What’s admirable about this rating is that the film’s distributor, Fox Searchlight Pictures backed up McQueen and refused to re-cut the film, wearing the NC-17 rating for its limited U.S. theatrical release in December, 2011. “Shame” is also in the programming line-up for the Starz Denver Film Festival, screening Wednesday, November 09, 9:15 p.m. at the King Center on Auraria Campus.
“Shame” will wear its NC-17 rating like a badge of honor, as Fox Searchlight President, Steve Gilula said:
” I think NC-17 is a badge of honor, not a scarlet letter. We believe it is time for the rating to become usable in a serious manner. The sheer talent of the actors and the vision of the filmmaker are extraordinary. It’s not a film that everyone will take easily, but it certainly breaks through the clutter and is distinctive and original. It’s a game changer.”
As Russ Fischer, on /Film said, “By my count, only 19 movies have been given (and accepted) the NC-17 rating since 2000. Of those, far fewer have gone into theaters.” For a film like “Shame” that darkly deals with a theme like sex-addiction, an NC-17 rating can only give it serious street-cred and will send anyone who was going to see it anyway, rushing to the theater. In actuality, the NC-17 rating may also prevent any unwarranted critics or overly concerned journalists from putting a shock value on the film. The rating sanctions the film to be what it is and doesn’t compromise artistic decisions made by a filmmaker like McQueen.
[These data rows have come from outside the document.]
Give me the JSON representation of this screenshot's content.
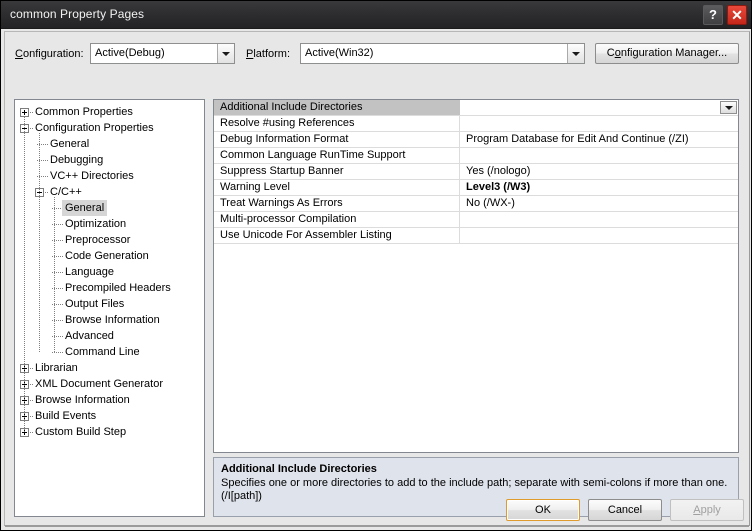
{
  "window": {
    "title": "common Property Pages",
    "help_button": "?",
    "close_button": "✕"
  },
  "toolbar": {
    "configuration_label": "Configuration:",
    "configuration_accel": "C",
    "configuration_value": "Active(Debug)",
    "platform_label": "Platform:",
    "platform_accel": "P",
    "platform_value": "Active(Win32)",
    "config_manager_label_pre": "C",
    "config_manager_accel": "o",
    "config_manager_label_post": "nfiguration Manager..."
  },
  "tree": {
    "nodes": [
      {
        "label": "Common Properties",
        "depth": 0,
        "expander": "plus",
        "selected": false
      },
      {
        "label": "Configuration Properties",
        "depth": 0,
        "expander": "minus",
        "selected": false
      },
      {
        "label": "General",
        "depth": 1,
        "expander": "none",
        "selected": false
      },
      {
        "label": "Debugging",
        "depth": 1,
        "expander": "none",
        "selected": false
      },
      {
        "label": "VC++ Directories",
        "depth": 1,
        "expander": "none",
        "selected": false
      },
      {
        "label": "C/C++",
        "depth": 1,
        "expander": "minus",
        "selected": false
      },
      {
        "label": "General",
        "depth": 2,
        "expander": "none",
        "selected": true
      },
      {
        "label": "Optimization",
        "depth": 2,
        "expander": "none",
        "selected": false
      },
      {
        "label": "Preprocessor",
        "depth": 2,
        "expander": "none",
        "selected": false
      },
      {
        "label": "Code Generation",
        "depth": 2,
        "expander": "none",
        "selected": false
      },
      {
        "label": "Language",
        "depth": 2,
        "expander": "none",
        "selected": false
      },
      {
        "label": "Precompiled Headers",
        "depth": 2,
        "expander": "none",
        "selected": false
      },
      {
        "label": "Output Files",
        "depth": 2,
        "expander": "none",
        "selected": false
      },
      {
        "label": "Browse Information",
        "depth": 2,
        "expander": "none",
        "selected": false
      },
      {
        "label": "Advanced",
        "depth": 2,
        "expander": "none",
        "selected": false
      },
      {
        "label": "Command Line",
        "depth": 2,
        "expander": "none",
        "selected": false
      },
      {
        "label": "Librarian",
        "depth": 0,
        "expander": "plus",
        "selected": false
      },
      {
        "label": "XML Document Generator",
        "depth": 0,
        "expander": "plus",
        "selected": false
      },
      {
        "label": "Browse Information",
        "depth": 0,
        "expander": "plus",
        "selected": false
      },
      {
        "label": "Build Events",
        "depth": 0,
        "expander": "plus",
        "selected": false
      },
      {
        "label": "Custom Build Step",
        "depth": 0,
        "expander": "plus",
        "selected": false
      }
    ]
  },
  "grid": {
    "rows": [
      {
        "name": "Additional Include Directories",
        "value": "",
        "selected": true,
        "modified": false,
        "has_dropdown": true
      },
      {
        "name": "Resolve #using References",
        "value": "",
        "selected": false,
        "modified": false,
        "has_dropdown": false
      },
      {
        "name": "Debug Information Format",
        "value": "Program Database for Edit And Continue (/ZI)",
        "selected": false,
        "modified": false,
        "has_dropdown": false
      },
      {
        "name": "Common Language RunTime Support",
        "value": "",
        "selected": false,
        "modified": false,
        "has_dropdown": false
      },
      {
        "name": "Suppress Startup Banner",
        "value": "Yes (/nologo)",
        "selected": false,
        "modified": false,
        "has_dropdown": false
      },
      {
        "name": "Warning Level",
        "value": "Level3 (/W3)",
        "selected": false,
        "modified": true,
        "has_dropdown": false
      },
      {
        "name": "Treat Warnings As Errors",
        "value": "No (/WX-)",
        "selected": false,
        "modified": false,
        "has_dropdown": false
      },
      {
        "name": "Multi-processor Compilation",
        "value": "",
        "selected": false,
        "modified": false,
        "has_dropdown": false
      },
      {
        "name": "Use Unicode For Assembler Listing",
        "value": "",
        "selected": false,
        "modified": false,
        "has_dropdown": false
      }
    ]
  },
  "description": {
    "title": "Additional Include Directories",
    "body": "Specifies one or more directories to add to the include path; separate with semi-colons if more than one. (/I[path])"
  },
  "footer": {
    "ok_label": "OK",
    "cancel_label": "Cancel",
    "apply_label_pre": "",
    "apply_accel": "A",
    "apply_label_post": "pply",
    "apply_disabled": true
  },
  "colors": {
    "titlebar": "#2e2e30",
    "close_button": "#d32f1f",
    "dialog_bg": "#e7e7e7",
    "selected_row": "#c2c2c2",
    "description_bg": "#dfe3ec",
    "default_button_focus": "#e09b2e"
  }
}
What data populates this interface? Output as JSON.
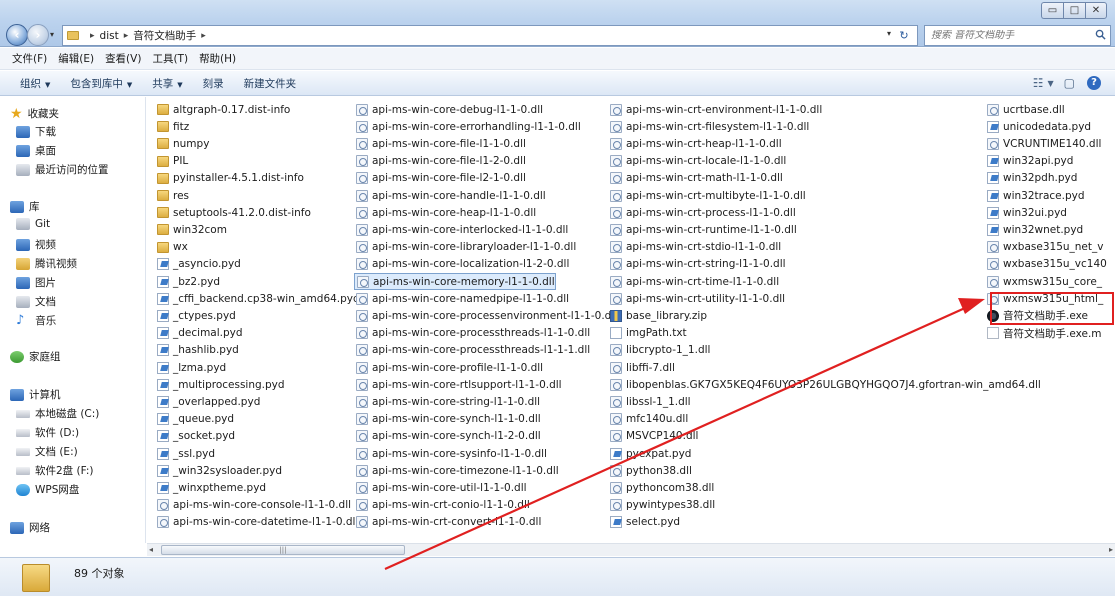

This isn’t new territory for Fox Searchlight Pictures either, as the studio released Bernardo Bertolucci’s “The Dreamers” in 2004 with an NC-17 rating and it raked in $2.5 million at the box office.